▸ Task
Every entry, from the first to the last, should be written out exactly.

▸ Information provided
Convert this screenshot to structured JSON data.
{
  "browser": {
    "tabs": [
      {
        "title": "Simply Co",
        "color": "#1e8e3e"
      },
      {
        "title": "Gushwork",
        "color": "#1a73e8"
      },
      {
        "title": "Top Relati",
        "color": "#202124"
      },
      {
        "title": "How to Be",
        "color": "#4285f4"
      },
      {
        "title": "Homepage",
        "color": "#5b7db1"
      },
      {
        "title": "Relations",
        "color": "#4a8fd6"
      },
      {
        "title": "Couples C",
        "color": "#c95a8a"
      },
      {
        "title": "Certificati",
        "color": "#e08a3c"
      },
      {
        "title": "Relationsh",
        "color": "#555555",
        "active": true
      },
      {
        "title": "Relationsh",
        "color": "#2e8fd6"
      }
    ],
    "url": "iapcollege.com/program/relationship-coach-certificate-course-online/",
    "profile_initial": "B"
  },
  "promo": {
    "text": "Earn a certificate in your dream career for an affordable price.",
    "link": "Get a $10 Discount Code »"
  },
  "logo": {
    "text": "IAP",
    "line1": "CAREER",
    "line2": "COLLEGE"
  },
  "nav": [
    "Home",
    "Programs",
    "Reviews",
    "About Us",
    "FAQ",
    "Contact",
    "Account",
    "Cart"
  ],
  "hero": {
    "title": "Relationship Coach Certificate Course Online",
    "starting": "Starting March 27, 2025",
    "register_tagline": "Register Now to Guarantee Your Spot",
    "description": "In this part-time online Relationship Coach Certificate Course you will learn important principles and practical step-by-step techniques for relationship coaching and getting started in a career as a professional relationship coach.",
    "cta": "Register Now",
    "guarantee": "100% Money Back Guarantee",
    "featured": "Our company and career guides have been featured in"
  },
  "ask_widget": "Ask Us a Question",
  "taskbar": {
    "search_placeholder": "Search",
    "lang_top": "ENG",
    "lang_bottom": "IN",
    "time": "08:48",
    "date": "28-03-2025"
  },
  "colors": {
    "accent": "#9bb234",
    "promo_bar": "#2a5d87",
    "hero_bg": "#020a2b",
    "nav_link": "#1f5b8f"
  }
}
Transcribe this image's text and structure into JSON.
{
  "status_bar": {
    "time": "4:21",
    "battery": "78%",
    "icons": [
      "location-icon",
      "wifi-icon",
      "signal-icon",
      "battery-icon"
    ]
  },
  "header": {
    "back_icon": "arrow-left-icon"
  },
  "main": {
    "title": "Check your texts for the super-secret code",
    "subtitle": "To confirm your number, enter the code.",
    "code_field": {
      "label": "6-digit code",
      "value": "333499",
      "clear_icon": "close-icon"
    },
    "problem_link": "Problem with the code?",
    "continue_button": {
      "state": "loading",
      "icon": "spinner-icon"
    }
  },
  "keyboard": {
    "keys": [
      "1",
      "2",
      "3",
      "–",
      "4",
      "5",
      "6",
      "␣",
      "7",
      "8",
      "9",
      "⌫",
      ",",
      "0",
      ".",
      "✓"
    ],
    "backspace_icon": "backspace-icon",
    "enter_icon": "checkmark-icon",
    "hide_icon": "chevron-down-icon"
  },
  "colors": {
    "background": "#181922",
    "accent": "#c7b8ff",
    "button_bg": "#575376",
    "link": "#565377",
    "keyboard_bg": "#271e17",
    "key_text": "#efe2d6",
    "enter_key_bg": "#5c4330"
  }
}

▸ Task result
Convert this screenshot to structured JSON data.
{
  "browser": {
    "tabs": [
      {
        "title": "Simply Co",
        "color": "#1e8e3e"
      },
      {
        "title": "Gushwork",
        "color": "#1a73e8"
      },
      {
        "title": "Top Relati",
        "color": "#202124"
      },
      {
        "title": "How to Be",
        "color": "#4285f4"
      },
      {
        "title": "Homepage",
        "color": "#5b7db1"
      },
      {
        "title": "Relations",
        "color": "#4a8fd6"
      },
      {
        "title": "Couples C",
        "color": "#c95a8a"
      },
      {
        "title": "Certificati",
        "color": "#e08a3c"
      },
      {
        "title": "Relationsh",
        "color": "#555555",
        "active": true
      },
      {
        "title": "Relationsh",
        "color": "#2e8fd6"
      }
    ],
    "url": "iapcollege.com/program/relationship-coach-certificate-course-online/",
    "profile_initial": "B"
  },
  "promo": {
    "text": "Earn a certificate in your dream career for an affordable price.",
    "link": "Get a $10 Discount Code »"
  },
  "logo": {
    "text": "IAP",
    "line1": "CAREER",
    "line2": "COLLEGE"
  },
  "nav": [
    "Home",
    "Programs",
    "Reviews",
    "About Us",
    "FAQ",
    "Contact",
    "Account",
    "Cart"
  ],
  "hero": {
    "title": "Relationship Coach Certificate Course Online",
    "starting": "Starting March 27, 2025",
    "register_tagline": "Register Now to Guarantee Your Spot",
    "description": "In this part-time online Relationship Coach Certificate Course you will learn important principles and practical step-by-step techniques for relationship coaching and getting started in a career as a professional relationship coach.",
    "cta": "Register Now",
    "guarantee": "100% Money Back Guarantee",
    "featured": "Our company and career guides have been featured in"
  },
  "ask_widget": "Ask Us a Question",
  "taskbar": {
    "search_placeholder": "Search",
    "lang_top": "ENG",
    "lang_bottom": "IN",
    "time": "08:48",
    "date": "28-03-2025"
  },
  "colors": {
    "accent": "#9bb234",
    "promo_bar": "#2a5d87",
    "hero_bg": "#020a2b",
    "nav_link": "#1f5b8f"
  }
}
Transcribe this image's text and structure into JSON.
{
  "status_bar": {
    "time": "4:21",
    "battery": "78%",
    "icons": [
      "location-icon",
      "wifi-icon",
      "signal-icon",
      "battery-icon"
    ]
  },
  "header": {
    "back_icon": "arrow-left-icon"
  },
  "main": {
    "title": "Check your texts for the super-secret code",
    "subtitle": "To confirm your number, enter the code.",
    "code_field": {
      "label": "6-digit code",
      "value": "333499",
      "clear_icon": "close-icon"
    },
    "problem_link": "Problem with the code?",
    "continue_button": {
      "state": "loading",
      "icon": "spinner-icon"
    }
  },
  "keyboard": {
    "keys": [
      "1",
      "2",
      "3",
      "–",
      "4",
      "5",
      "6",
      "␣",
      "7",
      "8",
      "9",
      "⌫",
      ",",
      "0",
      ".",
      "✓"
    ],
    "backspace_icon": "backspace-icon",
    "enter_icon": "checkmark-icon",
    "hide_icon": "chevron-down-icon"
  },
  "colors": {
    "background": "#181922",
    "accent": "#c7b8ff",
    "button_bg": "#575376",
    "link": "#565377",
    "keyboard_bg": "#271e17",
    "key_text": "#efe2d6",
    "enter_key_bg": "#5c4330"
  }
}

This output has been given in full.